BREAKING NEWS! 4 Dallas Officers Killed at Protest Over Shootings by Police
DALLAS — Four Dallas police officers were killed and seven others were wounded by snipers on Thursday night during a demonstration protesting shootings by officers in Minnesota and Louisiana this week, according to Chief David O. Brown of the Dallas police.
One suspect was arrested late Thursday after a shootout with the Dallas police, Chief Brown said.
A suspicious package was found near the suspect and was being secured by a police bomb squad.
A second man, whose photo the Police Department had released as a “person of interest,” had turned himself in, and other “persons of interest” were being questioned.
Chief Brown said the shooting was carried out by two snipers who fired down on a demonstration in the city’s downtown area that until then had been peaceful.
They “planned to injure and kill as many law enforcement officers as they could,” Chief Brown said.
“Some were shot in the back,” the chief said. “We believe that these suspects were positioning themselves in a way to triangulate on these officers.”
A civilian in the crowd of almost 1,000 people was also wounded.
The police were also combing downtown Dallas for what they believe was a bomb planted by the snipers as the heart of the country’s ninth-largest city was put on lockdown.
The chief said he had contacted the F.B.I. and the Bureau of Alcohol, Tobacco, Firearms and Explosives for help in the investigation.
The Police Department had released the photo of the person of interest — the man who later turned himself in — and sent out a plea on social media. “This is one of our suspects,” the Twitter post said. “Please help us find him!”
The shooting unfolded near one of the busiest parts of the city’s downtown, filled with hotels and restaurants as well as Dallas County government buildings.
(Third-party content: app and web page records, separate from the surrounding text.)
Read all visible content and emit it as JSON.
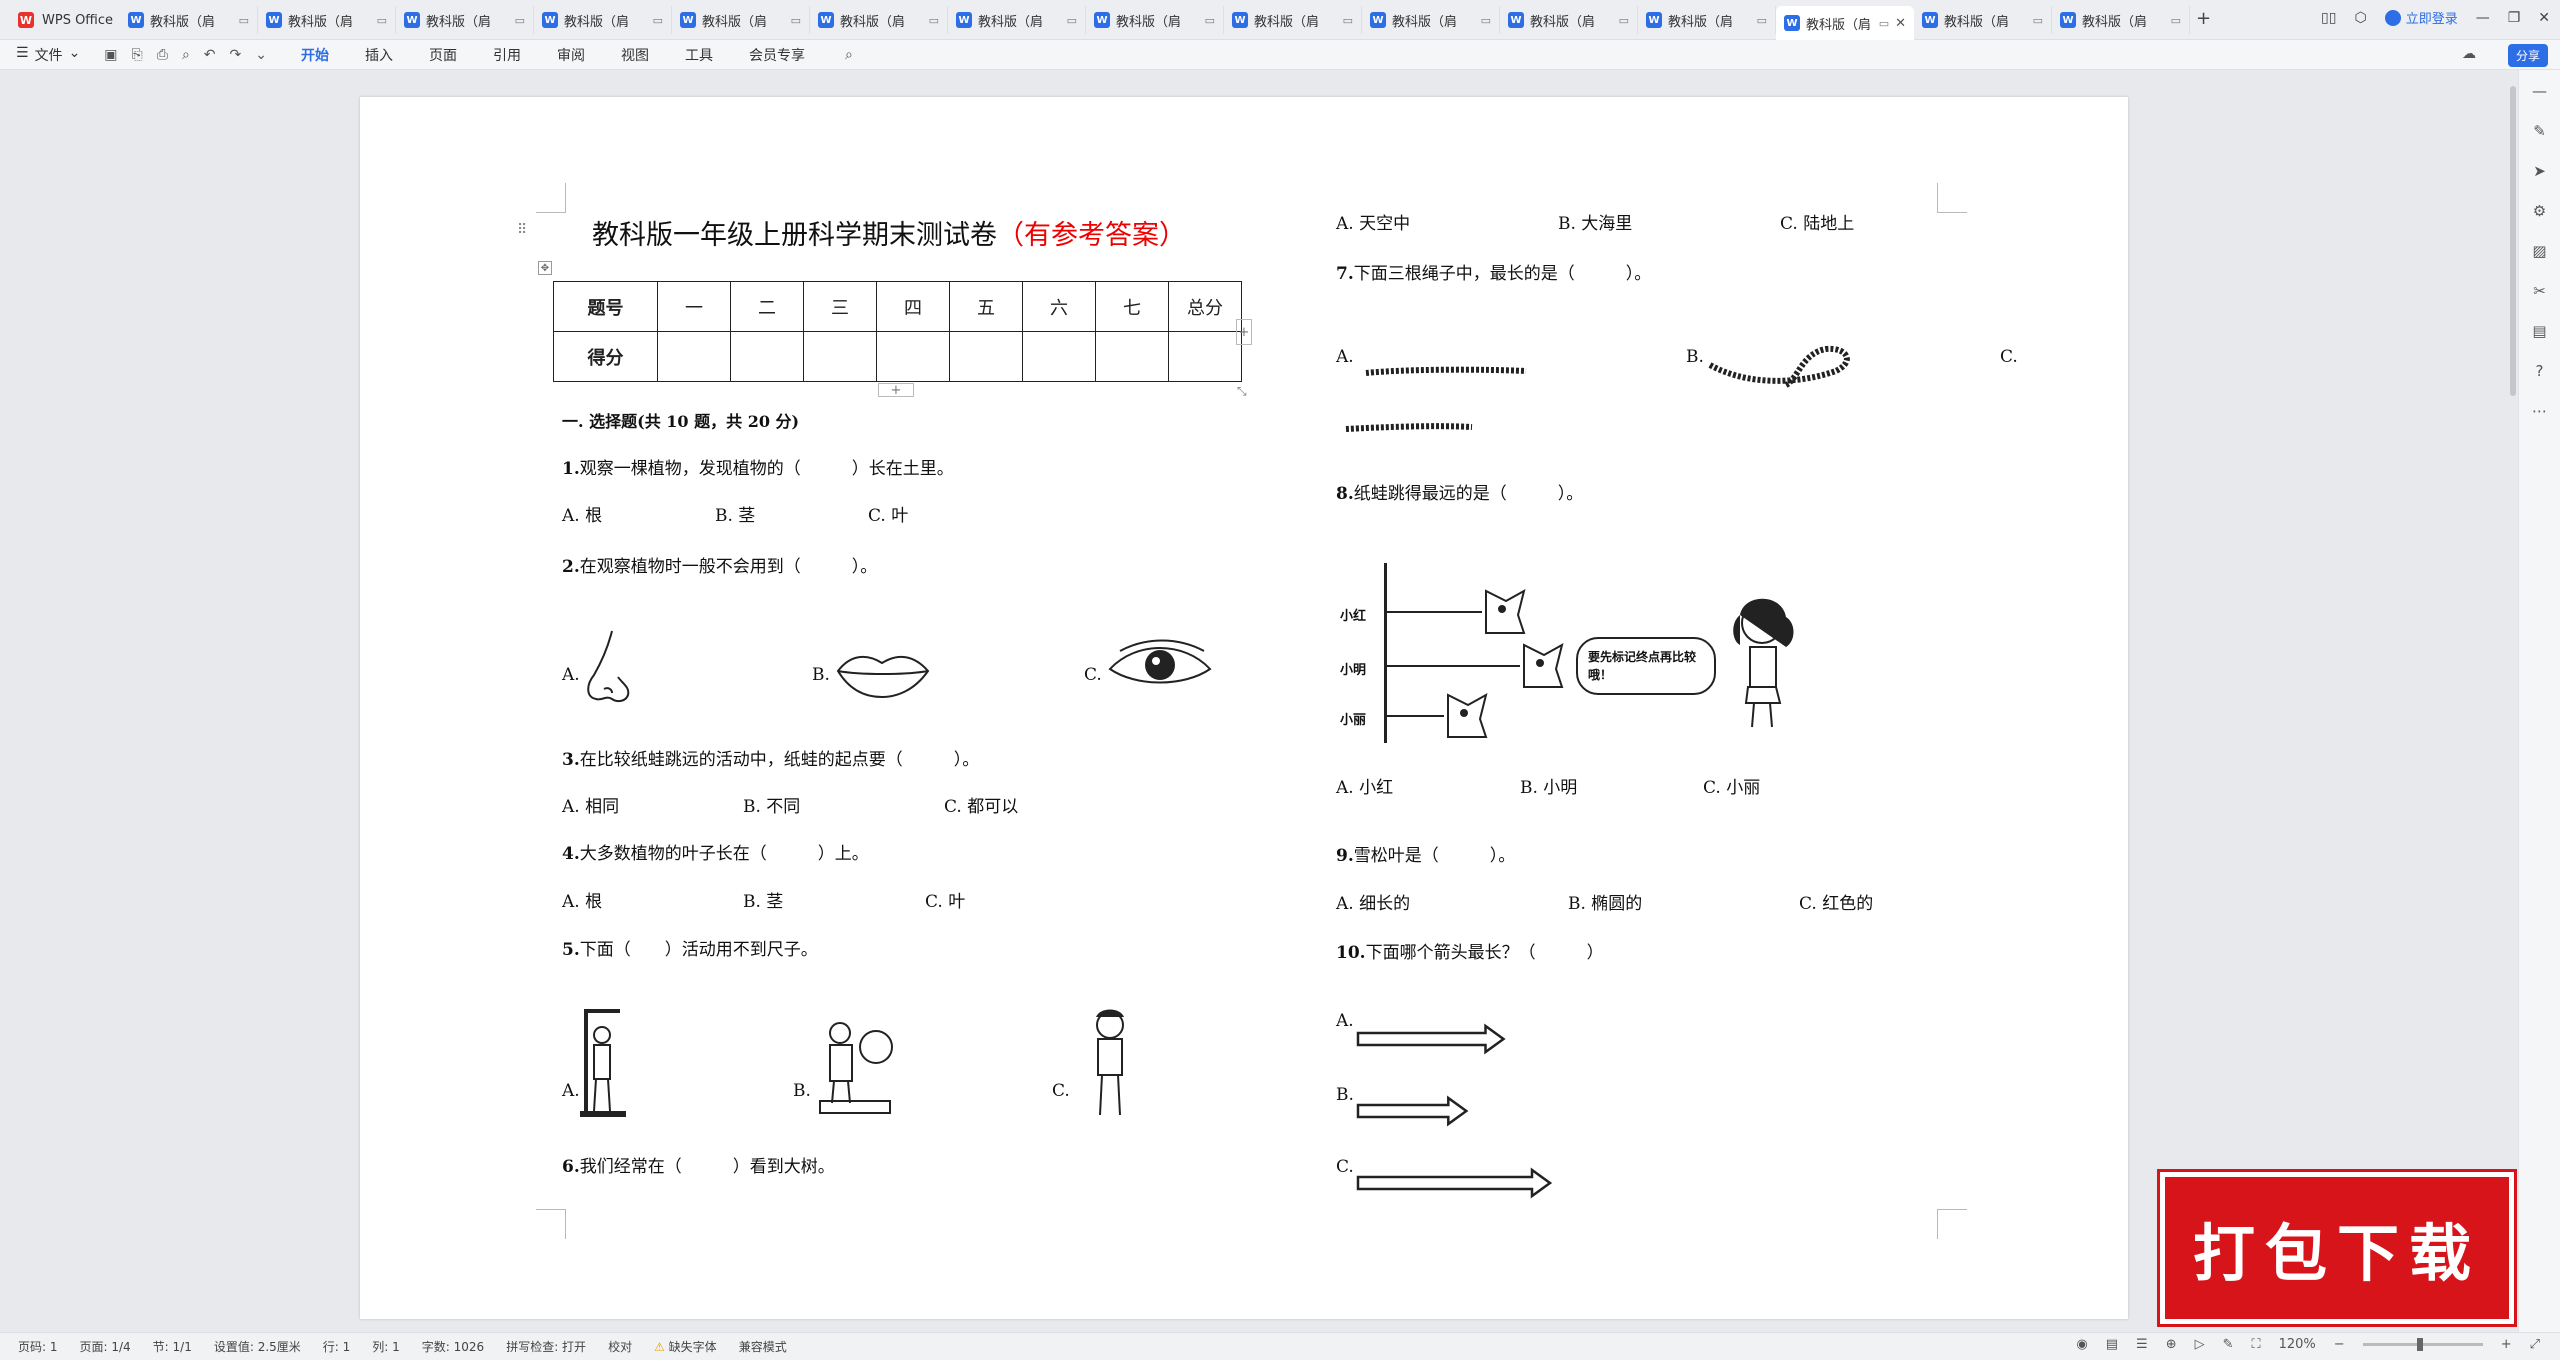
{
  "tabbar": {
    "app_name": "WPS Office",
    "doc_tabs": [
      "教科版（肩",
      "教科版（肩",
      "教科版（肩",
      "教科版（肩",
      "教科版（肩",
      "教科版（肩",
      "教科版（肩",
      "教科版（肩",
      "教科版（肩",
      "教科版（肩",
      "教科版（肩",
      "教科版（肩",
      "教科版（肩",
      "教科版（肩",
      "教科版（肩"
    ],
    "active_tab_index": 12,
    "add_tab": "+",
    "login_label": "立即登录"
  },
  "menubar": {
    "file_label": "文件",
    "tabs": [
      "开始",
      "插入",
      "页面",
      "引用",
      "审阅",
      "视图",
      "工具",
      "会员专享"
    ],
    "active_tab": "开始",
    "share_label": "分享"
  },
  "doc": {
    "title_main": "教科版一年级上册科学期末测试卷",
    "title_red": "（有参考答案）",
    "score_table": {
      "headers": [
        "题号",
        "一",
        "二",
        "三",
        "四",
        "五",
        "六",
        "七",
        "总分"
      ],
      "row2_label": "得分"
    },
    "section1": "一. 选择题(共 10 题，共 20 分)",
    "q1": {
      "num": "1.",
      "text": "观察一棵植物，发现植物的（　　　）长在土里。",
      "opts": [
        "A. 根",
        "B. 茎",
        "C. 叶"
      ]
    },
    "q2": {
      "num": "2.",
      "text": "在观察植物时一般不会用到（　　　）。",
      "opts": [
        "A.",
        "B.",
        "C."
      ],
      "pics": [
        "nose-picture",
        "lips-picture",
        "eye-picture"
      ]
    },
    "q3": {
      "num": "3.",
      "text": "在比较纸蛙跳远的活动中，纸蛙的起点要（　　　）。",
      "opts": [
        "A. 相同",
        "B. 不同",
        "C. 都可以"
      ]
    },
    "q4": {
      "num": "4.",
      "text": "大多数植物的叶子长在（　　　）上。",
      "opts": [
        "A. 根",
        "B. 茎",
        "C. 叶"
      ]
    },
    "q5": {
      "num": "5.",
      "text": "下面（　　）活动用不到尺子。",
      "opts": [
        "A.",
        "B.",
        "C."
      ]
    },
    "q6": {
      "num": "6.",
      "text": "我们经常在（　　　）看到大树。",
      "opts": [
        "A. 天空中",
        "B. 大海里",
        "C. 陆地上"
      ]
    },
    "q7": {
      "num": "7.",
      "text": "下面三根绳子中，最长的是（　　　）。",
      "opts": [
        "A.",
        "B.",
        "C."
      ]
    },
    "q8": {
      "num": "8.",
      "text": "纸蛙跳得最远的是（　　　）。",
      "opts": [
        "A. 小红",
        "B. 小明",
        "C. 小丽"
      ],
      "names": [
        "小红",
        "小明",
        "小丽"
      ],
      "bubble": "要先标记终点再比较哦！"
    },
    "q9": {
      "num": "9.",
      "text": "雪松叶是（　　　）。",
      "opts": [
        "A. 细长的",
        "B. 椭圆的",
        "C. 红色的"
      ]
    },
    "q10": {
      "num": "10.",
      "text": "下面哪个箭头最长？（　　　）",
      "opts": [
        "A.",
        "B.",
        "C."
      ],
      "arrow_lengths": [
        0.75,
        0.55,
        1.0
      ]
    }
  },
  "stamp_text": "打包下载",
  "statusbar": {
    "page_num": "页码: 1",
    "pages": "页面: 1/4",
    "section": "节: 1/1",
    "setting": "设置值: 2.5厘米",
    "row": "行: 1",
    "col": "列: 1",
    "word_count": "字数: 1026",
    "spell_check": "拼写检查: 打开",
    "proofread": "校对",
    "missing_font": "缺失字体",
    "compat_mode": "兼容模式",
    "zoom": "120%"
  }
}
Videos of the scene circulated widely on social media. In many of them, multiple gunshots could be heard ringing out against a city illuminated by sirens. Teams of armed police officers could be seen running through the area.
Although the shooting occurred during a rally to protest the police shootings, it was unclear what relationship the gunmen had to the demonstration.
It was unknown what the motives were, “except they fired on the police,” said Clay Jenkins, the Dallas County judge and the county’s chief executive. “All government buildings in that area are on lockdown. That’s the government center where this is happening.”
A witness told CNN that she had been standing on Main Street shortly before 9 p.m. when “all of a sudden we started hearing, ‘Pop pop pop pop pop.’”
“I don’t think I’ve ever run so fast in my life,” she said.
The Dallas Police Association confirmed that officers were injured, posting on Twitter: “Pray for Dallas tonight. Officers down.”
More than an hour after the shootings — but before the suspects were in custody — the mood in Dallas remained tense.
In one section of downtown, officers asked an African-American man wearing a bulletproof vest to walk toward them. The man slowly approached with his hands up, and a crowd of onlookers became angry and shouted and cursed at the police. An officer had his gun pointed at a black woman, and many in the crowd quickly began filming the scene with their cellphones. The tension eased as people in the crowd chanted, “Black lives matter.”
The shootings occurred after President Obama, reacting with the same horror as many Americans to a video of a dying man in Minnesota who was shot by the police, begged the nation to confront the racial disparities in law enforcement while acknowledging the dangers that officers face.
Mayor Mike Rawlings said Dallas was “a microcosm as every city is.”
“But I think the country is longing for people to stop blaming one another and just grab each other’s arm and say we’re in this together,” he said. “That’s what we thirst for and we feel like we’re in a desert.
The protest was planned by Dominique R. Alexander, an ordained minister and the head of the Next Generation Action Network.
He said that the organization “does not condone violence against any human being, and we condemn anyone who wants to commit violence.”
“I was right there when the shooting happened,” Mr. Alexander said. “They could have shot me.”